Current guidelines for pap smear screening recommend this part of the pelvic examination begin at age 21. A pap smear is a screening tool for cervical cancer. In order to perform a pap smear, a speculum examination is required. This involves placing a small instrument internally to help the physician visualize the cervix. A thin plastic spatula or a small broom is then used to wipe across the cervix and collect cells. This type of examination is not necessary until age 21 regardless of sexual activity. This recommendation is based on our understanding of the human papilloma infection and of invasive cervical cancer. Pap smears should be performed every 2-3 years until age 29. After age 30 they will be performed at least every 3 years as long as they are normal. If co-screening for high risk HPV takes place and both are negative, these examinations can be spaced out to as far as 5 years. Timing of pap smears should be discussed with your physician and will be individualized based on your history. Screening should continue until age 65, and can then be discontinued with a history of normal pap smears. Pap smears may also be discontinued after hysterectomy if it was done for reasons other than cancer, and if the patient does not have a history of abnormal pap smears that required intervention, does not have a weakened immune system or have HIV, and was not exposed with DES while their mother was pregnant with them.
When an abnormality is noted on a pap smear, it is often necessary to do further evaluation in order to determine the next best course of action. This is done by colposcopy, an examination with a magnifying instrument called a colposcope. During the procedure biopsies are collected for evaluation by pathology to determine the extent of the abnormality.
Should a high grade abnormality be identified, it may be necessary to proceed with an excisional procedure to remove the abnormal cells.
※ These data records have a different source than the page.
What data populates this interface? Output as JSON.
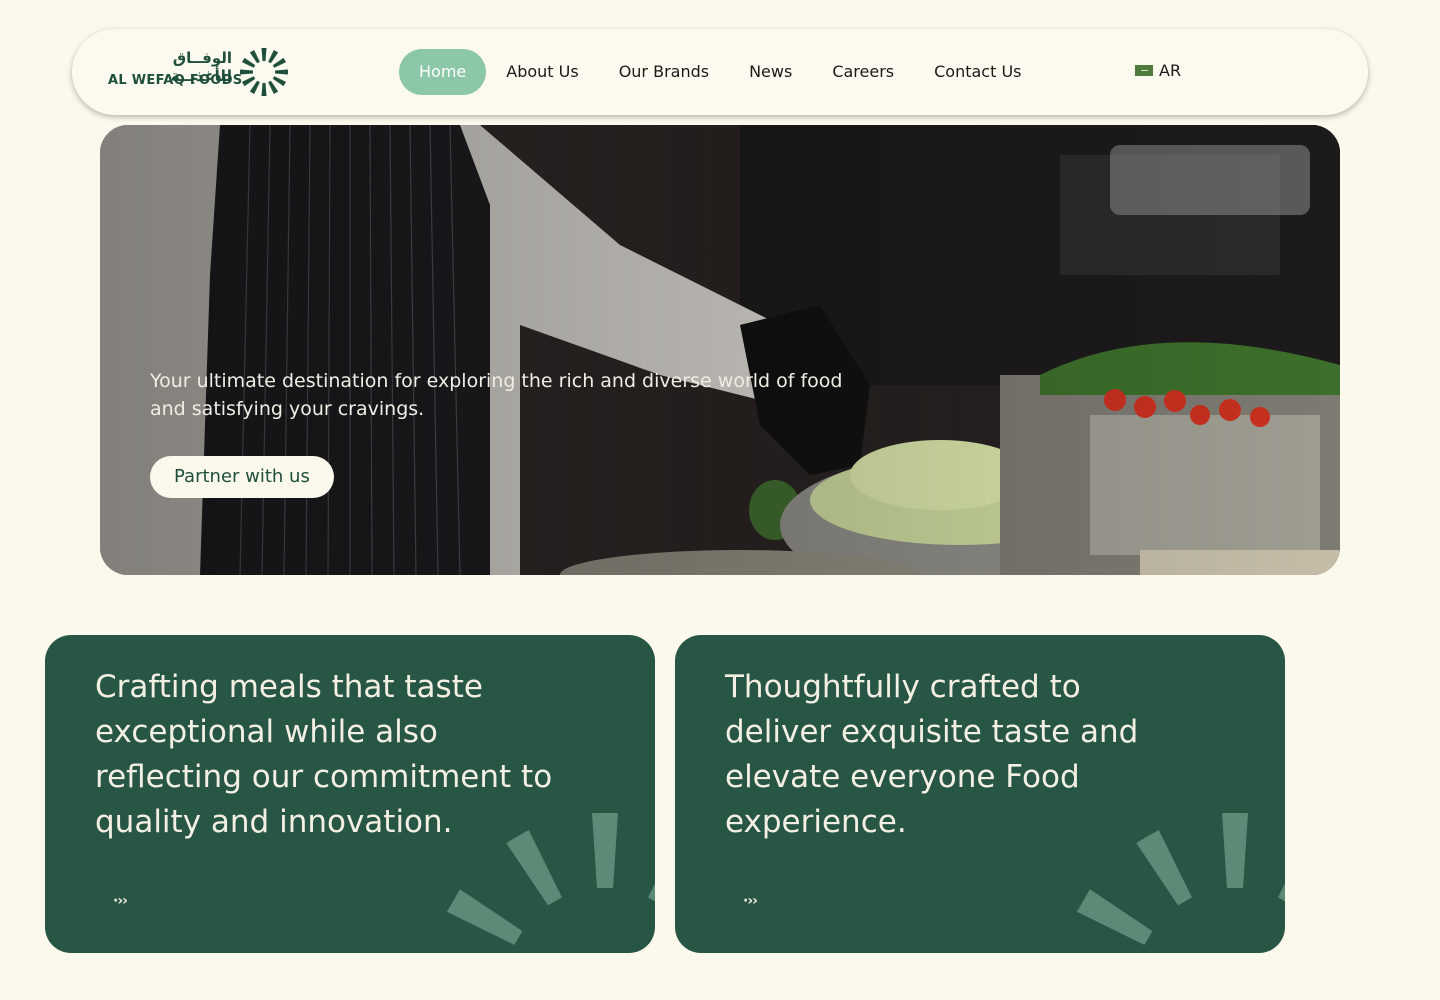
{
  "header": {
    "logo": {
      "arabic": "الوفــاق للأغذيــة",
      "english": "AL WEFAQ FOODS"
    },
    "nav": [
      {
        "label": "Home",
        "active": true
      },
      {
        "label": "About Us",
        "active": false
      },
      {
        "label": "Our Brands",
        "active": false
      },
      {
        "label": "News",
        "active": false
      },
      {
        "label": "Careers",
        "active": false
      },
      {
        "label": "Contact Us",
        "active": false
      }
    ],
    "language": "AR"
  },
  "hero": {
    "text": "Your ultimate destination for exploring the rich and diverse world of food and satisfying your cravings.",
    "button_label": "Partner with us"
  },
  "cards": [
    {
      "text": "Crafting meals that taste exceptional while also reflecting our commitment to quality and innovation.",
      "arrow": "·››"
    },
    {
      "text": "Thoughtfully crafted to deliver exquisite taste and elevate everyone Food experience.",
      "arrow": "·››"
    }
  ],
  "colors": {
    "page_bg": "#fbf9ec",
    "brand_green": "#275645",
    "nav_active": "#8cc7a8",
    "logo_green": "#1f4f3b"
  }
}
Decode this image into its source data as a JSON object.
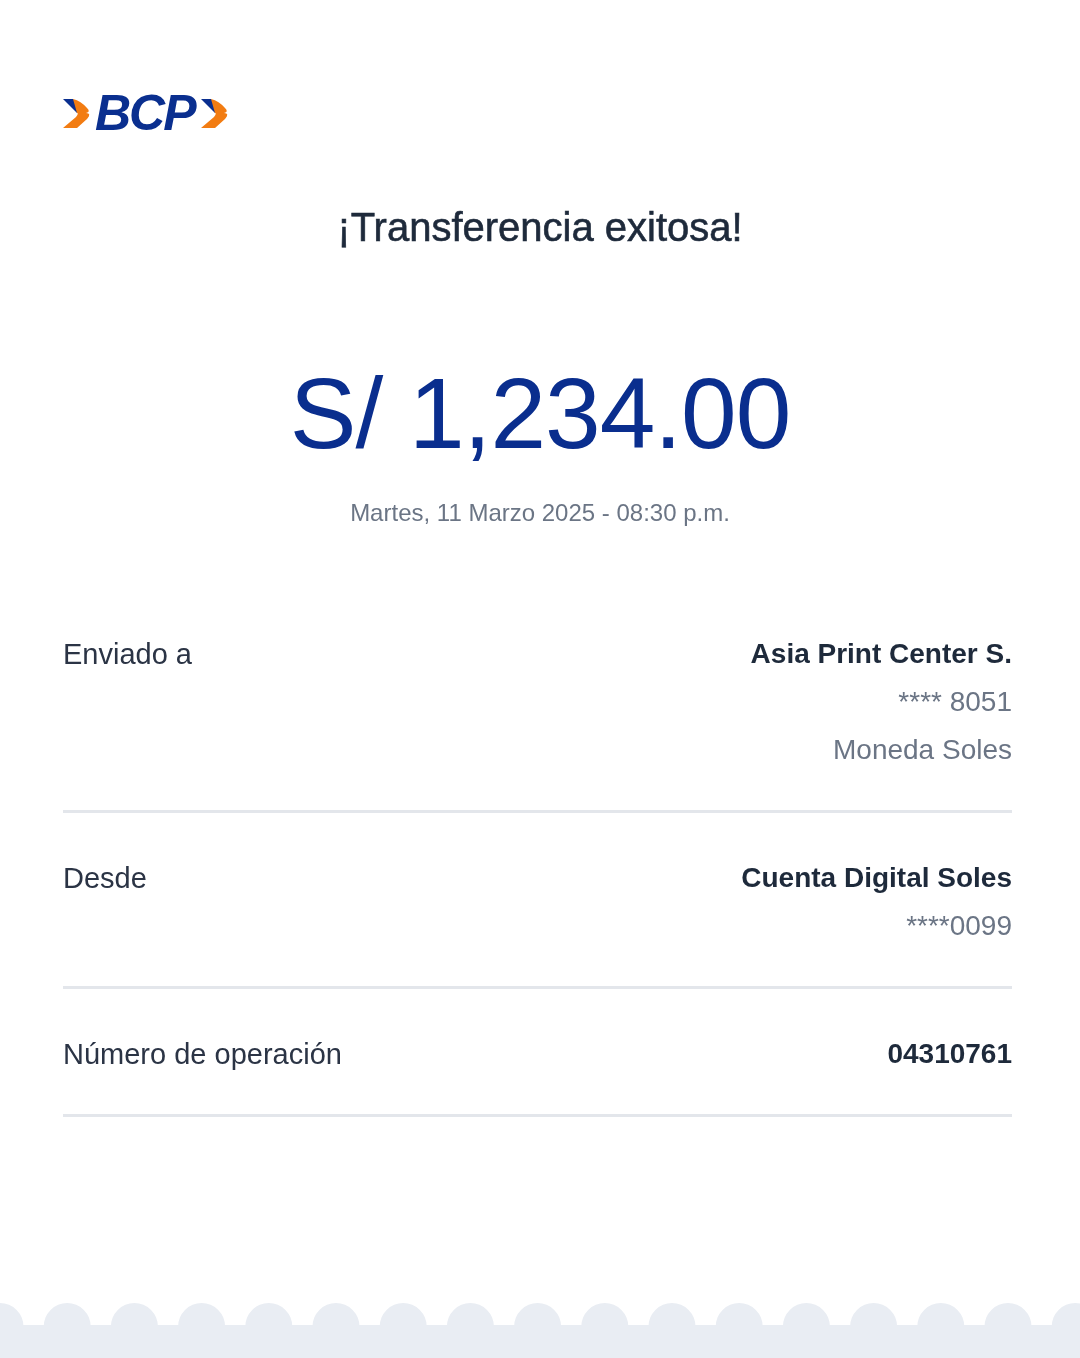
{
  "logo": {
    "text": "BCP"
  },
  "title": "¡Transferencia exitosa!",
  "amount": "S/ 1,234.00",
  "datetime": "Martes, 11 Marzo 2025 - 08:30 p.m.",
  "details": [
    {
      "label": "Enviado a",
      "values": [
        {
          "text": "Asia Print Center S.",
          "kind": "primary"
        },
        {
          "text": "**** 8051",
          "kind": "secondary"
        },
        {
          "text": "Moneda Soles",
          "kind": "secondary"
        }
      ]
    },
    {
      "label": "Desde",
      "values": [
        {
          "text": "Cuenta Digital Soles",
          "kind": "primary"
        },
        {
          "text": "****0099",
          "kind": "secondary"
        }
      ]
    },
    {
      "label": "Número de operación",
      "values": [
        {
          "text": "04310761",
          "kind": "primary"
        }
      ]
    }
  ]
}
Often times this can be done in the office and is referred to as a LEEP (loop electrode excisional procedure).